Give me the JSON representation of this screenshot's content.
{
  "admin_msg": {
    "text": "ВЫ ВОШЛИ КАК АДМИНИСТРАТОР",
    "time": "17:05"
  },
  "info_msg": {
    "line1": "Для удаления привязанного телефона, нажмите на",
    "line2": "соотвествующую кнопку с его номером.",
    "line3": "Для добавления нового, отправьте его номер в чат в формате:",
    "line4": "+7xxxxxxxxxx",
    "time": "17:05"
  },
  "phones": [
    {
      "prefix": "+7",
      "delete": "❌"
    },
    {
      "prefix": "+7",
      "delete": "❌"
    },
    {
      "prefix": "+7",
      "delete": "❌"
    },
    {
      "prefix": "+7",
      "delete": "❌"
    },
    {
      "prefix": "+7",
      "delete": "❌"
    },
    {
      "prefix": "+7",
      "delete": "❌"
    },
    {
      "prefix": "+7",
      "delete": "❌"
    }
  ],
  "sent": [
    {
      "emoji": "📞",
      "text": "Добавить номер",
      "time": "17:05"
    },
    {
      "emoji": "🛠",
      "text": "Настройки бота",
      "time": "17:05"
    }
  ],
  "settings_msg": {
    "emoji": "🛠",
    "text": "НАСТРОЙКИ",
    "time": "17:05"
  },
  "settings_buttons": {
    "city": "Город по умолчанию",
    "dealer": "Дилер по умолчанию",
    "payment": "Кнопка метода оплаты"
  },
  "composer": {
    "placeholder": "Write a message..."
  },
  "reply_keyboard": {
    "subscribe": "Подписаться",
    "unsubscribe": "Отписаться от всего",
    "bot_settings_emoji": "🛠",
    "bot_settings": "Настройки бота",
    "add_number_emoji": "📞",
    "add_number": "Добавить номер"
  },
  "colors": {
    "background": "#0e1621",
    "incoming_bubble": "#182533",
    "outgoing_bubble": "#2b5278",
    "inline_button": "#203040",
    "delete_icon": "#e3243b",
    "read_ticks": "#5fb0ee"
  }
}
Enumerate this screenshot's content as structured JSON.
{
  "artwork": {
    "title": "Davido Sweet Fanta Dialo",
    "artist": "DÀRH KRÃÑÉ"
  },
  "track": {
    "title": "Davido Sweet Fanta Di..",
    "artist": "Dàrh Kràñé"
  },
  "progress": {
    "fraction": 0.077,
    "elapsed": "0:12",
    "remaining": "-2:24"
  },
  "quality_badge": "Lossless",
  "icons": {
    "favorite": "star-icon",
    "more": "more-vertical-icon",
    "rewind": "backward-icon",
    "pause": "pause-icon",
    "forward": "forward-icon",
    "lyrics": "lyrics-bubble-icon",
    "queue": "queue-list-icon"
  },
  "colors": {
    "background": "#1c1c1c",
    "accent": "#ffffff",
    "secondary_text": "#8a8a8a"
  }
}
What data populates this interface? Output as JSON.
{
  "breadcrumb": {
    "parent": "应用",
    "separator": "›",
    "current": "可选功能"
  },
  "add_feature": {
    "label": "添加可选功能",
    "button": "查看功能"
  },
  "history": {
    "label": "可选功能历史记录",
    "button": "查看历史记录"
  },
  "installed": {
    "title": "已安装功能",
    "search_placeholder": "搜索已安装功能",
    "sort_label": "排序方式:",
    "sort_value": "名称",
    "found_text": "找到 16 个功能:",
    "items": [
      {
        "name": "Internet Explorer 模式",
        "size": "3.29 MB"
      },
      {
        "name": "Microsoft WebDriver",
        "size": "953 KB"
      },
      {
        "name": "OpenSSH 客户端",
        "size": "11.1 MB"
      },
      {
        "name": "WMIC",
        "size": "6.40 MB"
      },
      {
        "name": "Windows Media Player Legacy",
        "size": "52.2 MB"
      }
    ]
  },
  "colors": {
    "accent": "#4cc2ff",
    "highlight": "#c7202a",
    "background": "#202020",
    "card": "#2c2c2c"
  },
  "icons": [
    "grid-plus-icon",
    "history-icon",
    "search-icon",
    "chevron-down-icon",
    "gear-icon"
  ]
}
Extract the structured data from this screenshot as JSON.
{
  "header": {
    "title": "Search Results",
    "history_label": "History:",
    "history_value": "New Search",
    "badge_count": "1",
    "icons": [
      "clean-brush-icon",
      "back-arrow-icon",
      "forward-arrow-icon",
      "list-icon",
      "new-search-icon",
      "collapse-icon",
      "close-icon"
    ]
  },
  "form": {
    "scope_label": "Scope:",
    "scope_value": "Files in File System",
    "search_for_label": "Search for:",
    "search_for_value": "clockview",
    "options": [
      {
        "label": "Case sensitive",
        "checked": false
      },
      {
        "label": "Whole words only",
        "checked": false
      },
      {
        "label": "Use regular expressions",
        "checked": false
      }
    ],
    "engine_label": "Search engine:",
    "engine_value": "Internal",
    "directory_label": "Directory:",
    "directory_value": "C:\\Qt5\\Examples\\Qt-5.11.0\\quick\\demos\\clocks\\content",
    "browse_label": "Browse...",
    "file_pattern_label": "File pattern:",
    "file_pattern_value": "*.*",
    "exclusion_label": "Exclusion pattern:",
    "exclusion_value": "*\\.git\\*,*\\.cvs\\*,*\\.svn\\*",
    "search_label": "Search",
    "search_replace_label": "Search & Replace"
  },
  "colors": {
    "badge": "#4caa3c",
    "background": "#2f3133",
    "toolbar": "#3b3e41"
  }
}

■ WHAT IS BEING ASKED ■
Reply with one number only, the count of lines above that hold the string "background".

■ EXERCISE ANSWER ■
4